Exercise instructions: Where in the listing does the string "Decimal" appear? Copy every line that holds it.

=== Provided records ===

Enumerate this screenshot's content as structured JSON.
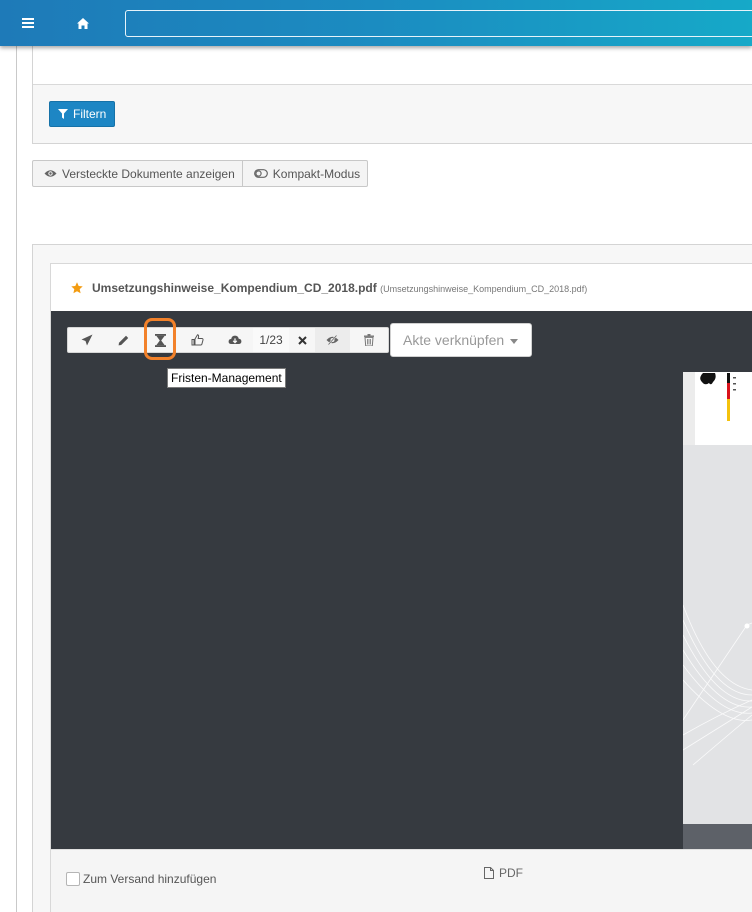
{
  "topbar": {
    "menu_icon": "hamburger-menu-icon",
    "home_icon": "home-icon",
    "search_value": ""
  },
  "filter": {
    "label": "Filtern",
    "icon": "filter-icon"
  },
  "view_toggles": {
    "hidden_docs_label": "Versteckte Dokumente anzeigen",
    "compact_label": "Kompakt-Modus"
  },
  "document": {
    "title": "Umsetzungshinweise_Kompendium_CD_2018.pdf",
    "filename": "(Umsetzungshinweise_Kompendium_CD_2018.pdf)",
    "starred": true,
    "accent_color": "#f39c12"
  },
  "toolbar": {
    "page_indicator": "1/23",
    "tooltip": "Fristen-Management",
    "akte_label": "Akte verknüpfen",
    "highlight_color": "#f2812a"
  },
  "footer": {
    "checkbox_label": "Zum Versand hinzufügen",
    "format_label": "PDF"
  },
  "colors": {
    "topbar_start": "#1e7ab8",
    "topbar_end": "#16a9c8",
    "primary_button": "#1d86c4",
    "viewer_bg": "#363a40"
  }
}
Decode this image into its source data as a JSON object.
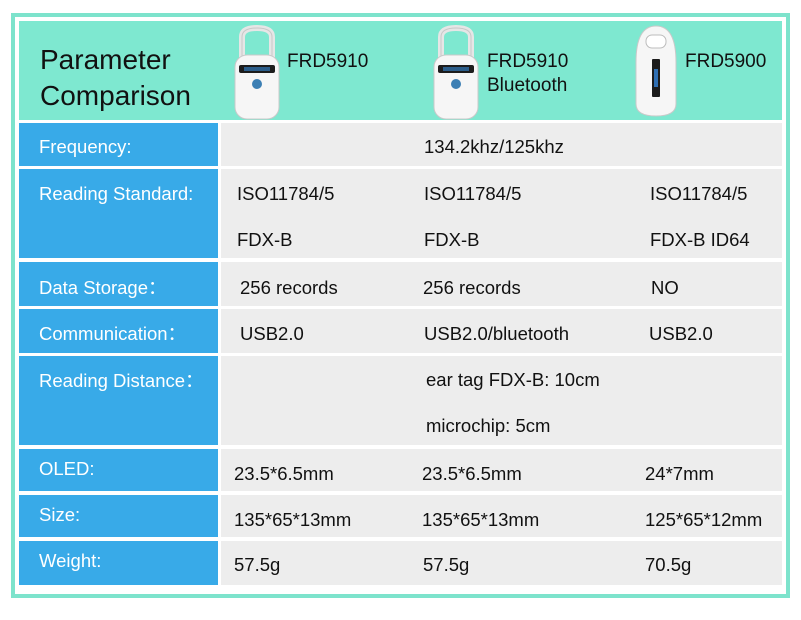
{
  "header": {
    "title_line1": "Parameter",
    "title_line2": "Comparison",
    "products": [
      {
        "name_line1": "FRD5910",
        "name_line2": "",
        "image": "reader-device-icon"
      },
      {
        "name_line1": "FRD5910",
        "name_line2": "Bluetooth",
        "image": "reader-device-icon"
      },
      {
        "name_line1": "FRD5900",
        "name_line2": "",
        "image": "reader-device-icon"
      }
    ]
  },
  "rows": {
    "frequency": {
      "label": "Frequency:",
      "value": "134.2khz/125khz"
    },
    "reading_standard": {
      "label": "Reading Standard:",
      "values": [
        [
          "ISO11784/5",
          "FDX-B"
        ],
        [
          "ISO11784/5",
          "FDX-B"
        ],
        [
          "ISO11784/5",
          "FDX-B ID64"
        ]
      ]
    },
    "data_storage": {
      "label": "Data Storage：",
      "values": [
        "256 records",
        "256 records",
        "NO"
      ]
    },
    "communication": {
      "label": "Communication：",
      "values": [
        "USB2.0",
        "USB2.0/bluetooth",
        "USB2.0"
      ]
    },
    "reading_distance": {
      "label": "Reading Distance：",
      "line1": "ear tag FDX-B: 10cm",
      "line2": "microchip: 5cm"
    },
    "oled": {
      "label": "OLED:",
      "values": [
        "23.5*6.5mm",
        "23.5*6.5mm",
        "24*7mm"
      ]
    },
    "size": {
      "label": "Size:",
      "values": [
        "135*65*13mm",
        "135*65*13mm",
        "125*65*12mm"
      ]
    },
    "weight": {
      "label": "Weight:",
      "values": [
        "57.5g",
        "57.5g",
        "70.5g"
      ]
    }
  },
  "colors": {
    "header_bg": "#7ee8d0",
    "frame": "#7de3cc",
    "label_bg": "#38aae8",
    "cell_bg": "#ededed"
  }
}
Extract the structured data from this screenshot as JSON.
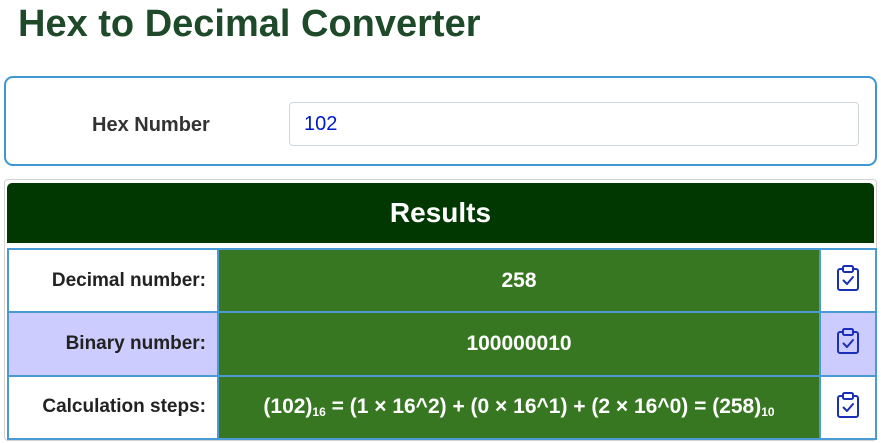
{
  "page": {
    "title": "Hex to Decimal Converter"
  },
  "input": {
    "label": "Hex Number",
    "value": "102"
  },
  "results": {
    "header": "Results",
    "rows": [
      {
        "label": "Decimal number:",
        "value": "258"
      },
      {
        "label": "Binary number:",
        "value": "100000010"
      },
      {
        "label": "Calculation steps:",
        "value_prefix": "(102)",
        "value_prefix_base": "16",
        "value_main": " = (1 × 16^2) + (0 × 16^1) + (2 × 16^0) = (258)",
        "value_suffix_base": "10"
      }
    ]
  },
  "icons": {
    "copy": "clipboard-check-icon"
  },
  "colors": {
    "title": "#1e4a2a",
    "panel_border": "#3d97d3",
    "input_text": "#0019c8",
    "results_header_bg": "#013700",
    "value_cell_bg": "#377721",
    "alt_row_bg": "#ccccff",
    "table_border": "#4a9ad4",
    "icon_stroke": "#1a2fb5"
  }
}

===

Expected output:
    "title": "Hex to Decimal Converter"
        "label": "Decimal number:",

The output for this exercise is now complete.